Problem details
I'd like every entry returned exactly as it is, with the images left out.

Source material
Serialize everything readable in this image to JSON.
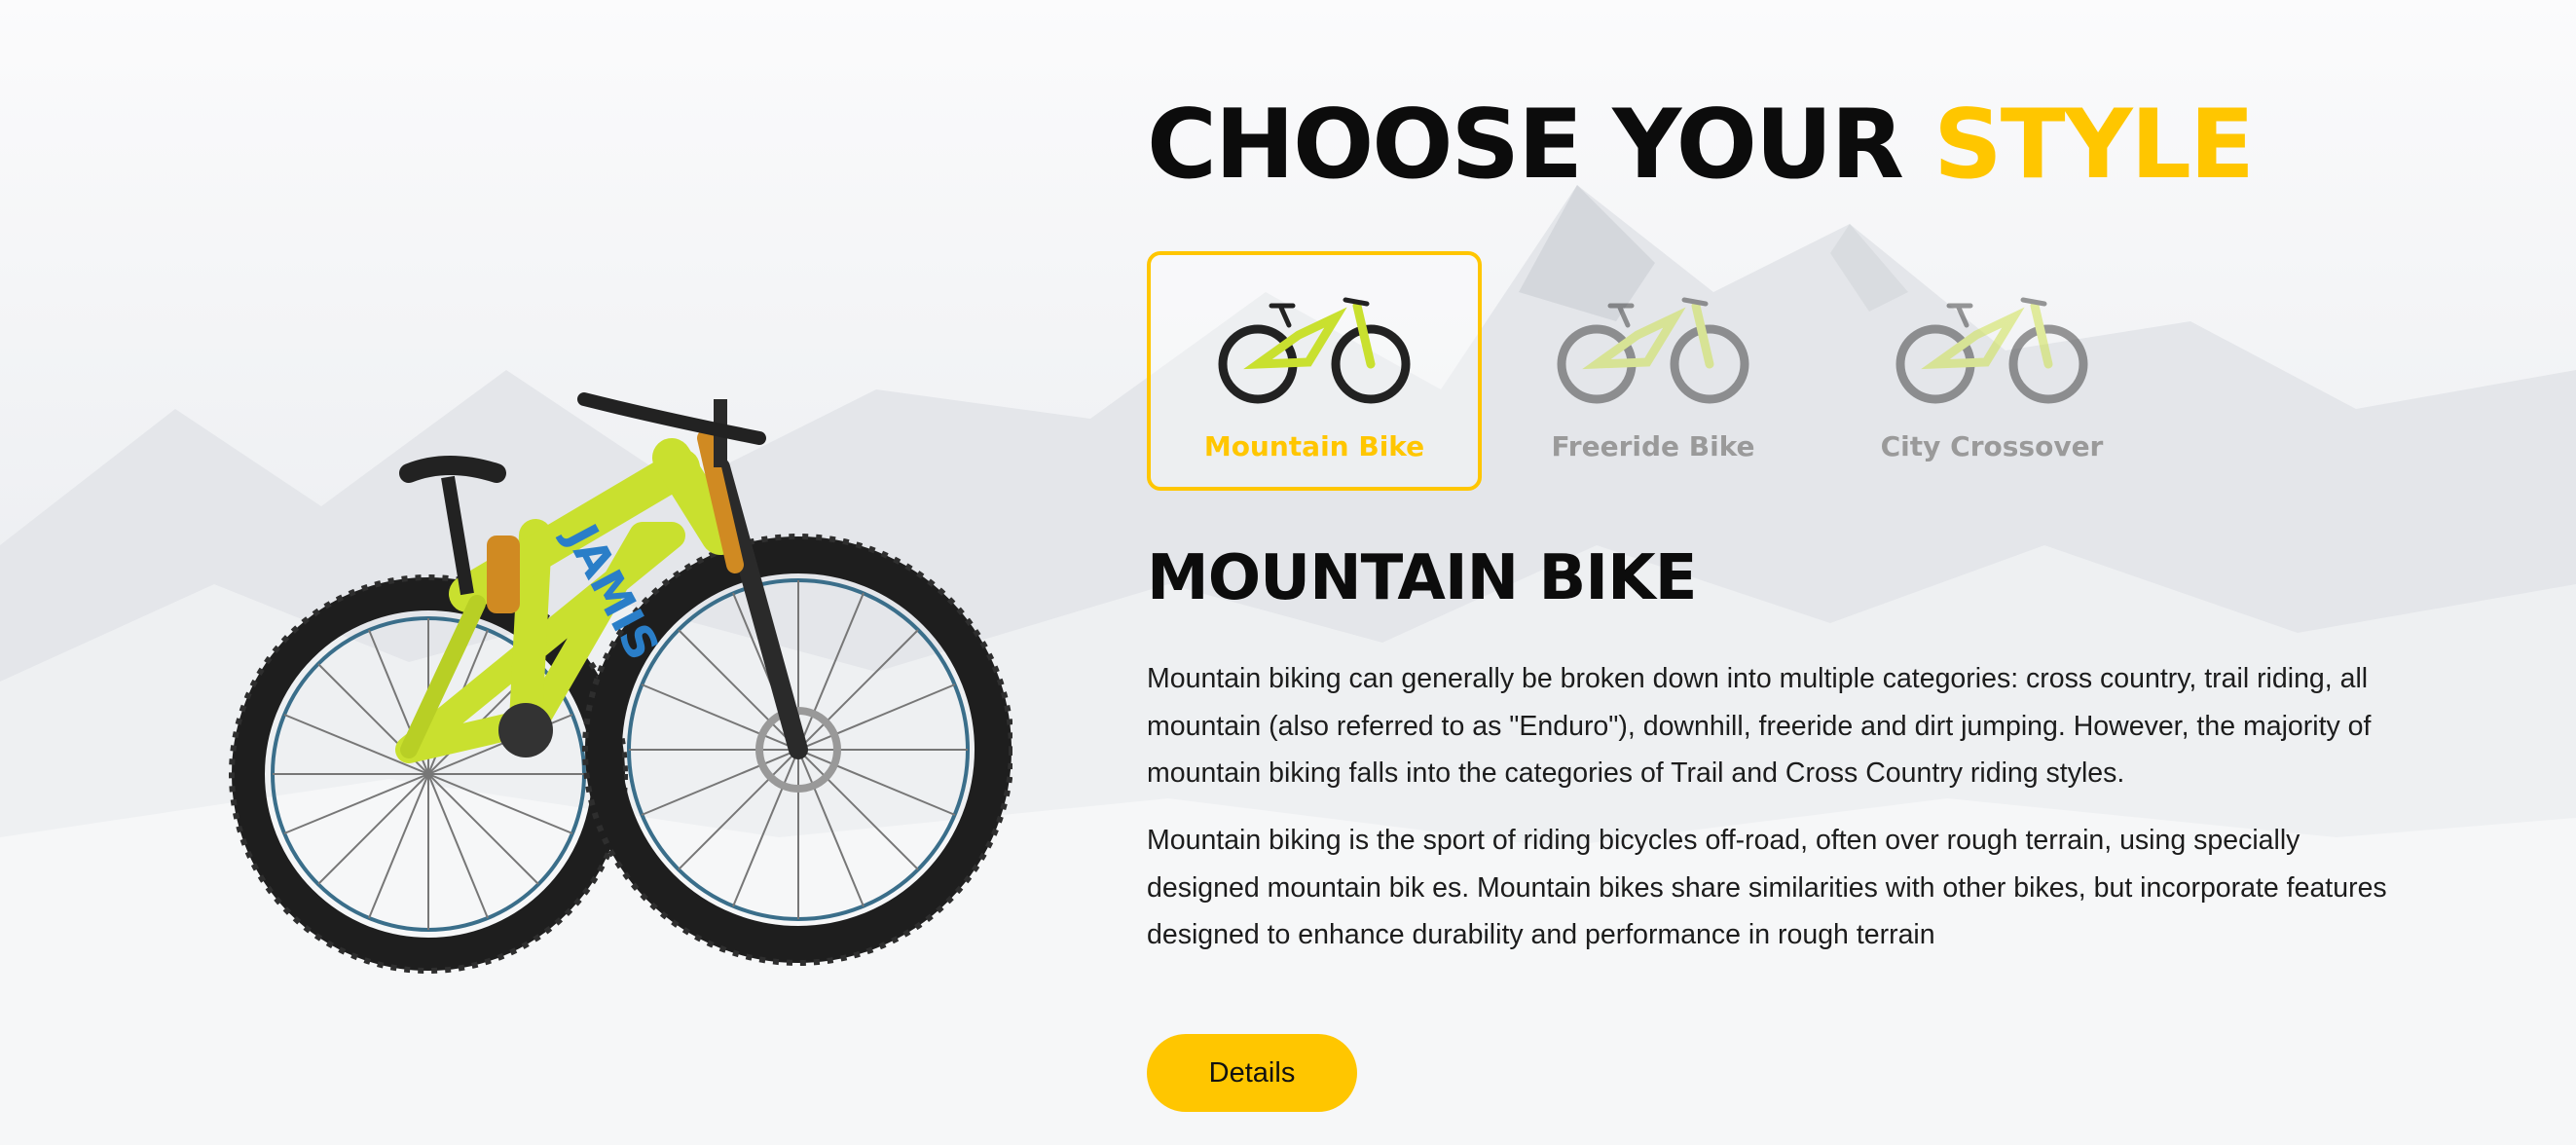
{
  "heading": {
    "prefix": "CHOOSE YOUR",
    "accent": "STYLE"
  },
  "colors": {
    "accent": "#ffc600",
    "text": "#0c0c0c",
    "muted": "#9a9a9a",
    "frame": "#c9e02f"
  },
  "hero_image": {
    "icon": "mountain-bike-photo",
    "frame_text": "JAMIS"
  },
  "styles": [
    {
      "label": "Mountain Bike",
      "selected": true
    },
    {
      "label": "Freeride Bike",
      "selected": false
    },
    {
      "label": "City Crossover",
      "selected": false
    }
  ],
  "detail": {
    "title": "MOUNTAIN BIKE",
    "paragraphs": [
      "Mountain biking can generally be broken down into multiple categories: cross country, trail riding, all mountain (also referred to as \"Enduro\"), downhill, freeride and dirt jumping. However, the majority of mountain biking falls into the categories of Trail and Cross Country riding styles.",
      "Mountain biking is the sport of riding bicycles off-road, often over rough terrain, using specially designed mountain bik es. Mountain bikes share similarities with other bikes, but incorporate features designed to enhance durability and performance in rough terrain"
    ],
    "button_label": "Details"
  }
}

Answer section
Serialize everything readable in this image to JSON.
{
  "heading": {
    "prefix": "CHOOSE YOUR",
    "accent": "STYLE"
  },
  "colors": {
    "accent": "#ffc600",
    "text": "#0c0c0c",
    "muted": "#9a9a9a",
    "frame": "#c9e02f"
  },
  "hero_image": {
    "icon": "mountain-bike-photo",
    "frame_text": "JAMIS"
  },
  "styles": [
    {
      "label": "Mountain Bike",
      "selected": true
    },
    {
      "label": "Freeride Bike",
      "selected": false
    },
    {
      "label": "City Crossover",
      "selected": false
    }
  ],
  "detail": {
    "title": "MOUNTAIN BIKE",
    "paragraphs": [
      "Mountain biking can generally be broken down into multiple categories: cross country, trail riding, all mountain (also referred to as \"Enduro\"), downhill, freeride and dirt jumping. However, the majority of mountain biking falls into the categories of Trail and Cross Country riding styles.",
      "Mountain biking is the sport of riding bicycles off-road, often over rough terrain, using specially designed mountain bik es. Mountain bikes share similarities with other bikes, but incorporate features designed to enhance durability and performance in rough terrain"
    ],
    "button_label": "Details"
  }
}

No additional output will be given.